Also, although the U.S. Patent Office is making great strides to cope with the issues of today, many view the current changes in the America Invents Act as the corporatization of the patent system, a transmogrification from the intent of the framers. With many rather large fee increases and the ongoing threat of funds diversion by Congress, this new "tax" on innovation will be severe and may thwart innovation, particularly now with the economy in the doldrums. Small inventors are offered some discounts from these fees, but even the discounted amounts on some of these new procedures are out of reach for most non-corporate inventors.
It is also harder to obtain a software patent. With the many recent court cases, software innovators now must adhere to various new laws and regulations before obtaining a patent, increasing the costs for preparing and obtaining software patents, thwarting patent application filings. As with any new innovation, a software innovation must be new or novel, as well as nonobvious -- i.e., not a trivial distinction from what is known -- and satisfy other requirements, some focusing on software inventions. Further restrictions are not necessary, and software innovations should not be treated differently than any other invention.
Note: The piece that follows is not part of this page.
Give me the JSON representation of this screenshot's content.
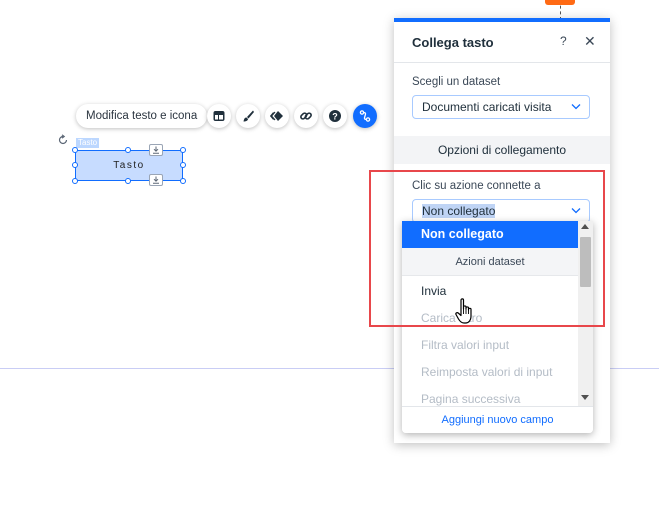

Patents Are Not Forever
As the repertoire of literature and issued and published software patents grows, the contours of what is patentable and what is not become clearer. As mentioned, software is a new industry, and most patenting did not commence until the late 1990s. This is still a new arena and will not settle down soon. Also, the technologies are increasingly complicated. Samuel Morse's telegraph is a child's toy compared to the innovations of today, which are adaptable for many more purposes than just one.
Nonetheless, just as with all industries, in time the controversies will diminish as the major players learn to coexist, e.g., through cross-licensing. We are now in the midst of a cutthroat time when major players fight. The U.S. patent system is not evil. Software patents are not evil or unjustified. If a software patent is dubious, the patent system provides many avenues to invalidate it. With the new patent rules, many additional avenues of attack are provided to prevent issuance of or to invalidate a software patent.
As Rand noted in her defense of capitalism, patents are not perpetual and have a limited lifespan, now 20 years from filing, after which they enter the public domain for all to use. For the brief period of exclusivity, during which others may not copy, the patentee is allowed to profit. For smartphones, is it required to include another's patented feature among the applications? Without recompense?
Software, a quintessentially American endeavor, must be preserved. Thwarting inventiveness in this area will harm the United States. Preventing inventors from obtaining patents for their software will harm humanity by diminishing disclosure of inventions. Although some code is written for free or shared, which is the choice of the writer, the intellectual effort imbued within code requires protection in most cases, at least to prevent mere copying.
The current attacks on the patent system should be taken in the broad context of history. The U.S. founders put a patent system into the Constitution, a patent system for all useful inventions and improvements.
Without software, our lives would be far different. Without software, our society would collapse, much like the anti-capitalist, dystopian government in Rand's novel Atlas Shrugged. All important technologies require protection. Abrogation or curtailment of patent rights in software, genomics, nanotechnology or any other controversial area would devastate industries and cripple the U.S. Great care should be taken before altering a foundational principle of the Republic.